An old personage, who had heretofore been a gentleman, and unless decay of fortune taints the blood along with it, was a gentleman at that time, lay supporting his head upon his hand, in his bed; a little table with a taper burning was set close beside it, and close by the table was placed a chair—the notary sat him down in it; and pulling out his inkhorn and a sheet or two of paper which he had in his pocket, he placed them before him, and dipping his pen in his ink, and leaning his breast over the table, he disposed everything to make the gentleman’s last will and testament.

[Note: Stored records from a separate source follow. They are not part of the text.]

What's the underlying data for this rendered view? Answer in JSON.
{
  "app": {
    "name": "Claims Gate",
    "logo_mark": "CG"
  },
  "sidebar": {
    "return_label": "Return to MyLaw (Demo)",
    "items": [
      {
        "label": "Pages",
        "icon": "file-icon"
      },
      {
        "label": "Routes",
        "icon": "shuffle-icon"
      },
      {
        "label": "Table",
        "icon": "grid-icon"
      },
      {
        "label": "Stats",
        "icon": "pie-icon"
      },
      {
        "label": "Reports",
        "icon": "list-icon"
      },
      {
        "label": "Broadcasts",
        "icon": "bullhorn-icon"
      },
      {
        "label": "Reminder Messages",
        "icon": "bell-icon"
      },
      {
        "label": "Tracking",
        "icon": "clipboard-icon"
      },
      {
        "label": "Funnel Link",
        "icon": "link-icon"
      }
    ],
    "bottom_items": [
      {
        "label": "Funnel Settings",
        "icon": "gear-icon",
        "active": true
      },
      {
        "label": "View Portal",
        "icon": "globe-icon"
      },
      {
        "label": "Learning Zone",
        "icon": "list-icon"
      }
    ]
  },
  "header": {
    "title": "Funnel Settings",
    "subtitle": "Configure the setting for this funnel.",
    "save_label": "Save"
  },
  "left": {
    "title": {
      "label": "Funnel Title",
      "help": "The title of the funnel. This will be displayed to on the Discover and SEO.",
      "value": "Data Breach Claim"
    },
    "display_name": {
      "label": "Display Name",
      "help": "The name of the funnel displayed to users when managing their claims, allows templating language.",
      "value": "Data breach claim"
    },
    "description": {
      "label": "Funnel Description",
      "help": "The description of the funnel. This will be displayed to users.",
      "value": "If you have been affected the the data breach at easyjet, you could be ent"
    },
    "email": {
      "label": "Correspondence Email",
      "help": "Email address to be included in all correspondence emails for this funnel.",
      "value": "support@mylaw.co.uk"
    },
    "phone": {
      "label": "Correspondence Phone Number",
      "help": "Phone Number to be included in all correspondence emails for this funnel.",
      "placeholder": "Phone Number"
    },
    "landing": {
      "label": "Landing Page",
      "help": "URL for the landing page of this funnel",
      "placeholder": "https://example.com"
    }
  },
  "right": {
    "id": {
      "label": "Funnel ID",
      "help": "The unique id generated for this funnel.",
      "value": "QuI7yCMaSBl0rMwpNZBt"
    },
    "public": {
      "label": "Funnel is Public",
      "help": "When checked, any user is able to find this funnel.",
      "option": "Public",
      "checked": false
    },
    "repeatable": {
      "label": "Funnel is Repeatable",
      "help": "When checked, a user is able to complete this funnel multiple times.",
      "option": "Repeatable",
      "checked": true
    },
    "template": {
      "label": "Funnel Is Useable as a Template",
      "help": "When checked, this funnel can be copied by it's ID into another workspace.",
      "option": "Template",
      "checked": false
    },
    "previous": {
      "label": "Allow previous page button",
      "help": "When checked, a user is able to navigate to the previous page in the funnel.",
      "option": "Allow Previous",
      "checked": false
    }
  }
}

Alas! Monsieur le Notaire, said the gentleman, raising himself up a little, I have nothing to bequeath, which will pay the expense of bequeathing, except the history of myself, which I could not die in peace unless I left it as a legacy to the world; the profits arising out of it I bequeath to you for the pains of taking it from me—it is a story so uncommon, it must be read by all mankind—it will make the fortunes of your house—the notary dipp’d his pen into his inkhorn.—Almighty Director of every event in my life! said the old gentleman, looking up earnestly, and raising his hands towards heaven—thou, whose hand hast led me on through such a labyrinth of strange passages down into this scene of desolation, assist the decaying memory of an old, infirm, and broken-hearted man—direct my tongue by the spirit of thy eternal truth, that this stranger may set down naught but what is written in that Book, from whose records, said he, clasping his hands together, I am to be condemn’d or acquitted!—The notary held up the point of his pen betwixt the taper and his eye.—

—It is a story, Monsieur le Notaire, said the gentleman, which will rouse up every affection in nature—it will kill the humane, and touch the heart of cruelty herself with pity.—

—The notary was inflamed with a desire to begin, and put his pen a third time into his inkhorn—and the old gentleman turning a little more towards the notary, began to dictate his story in these words—

—And where is the rest of it, La Fleur? said I, as he just then enter’d the room.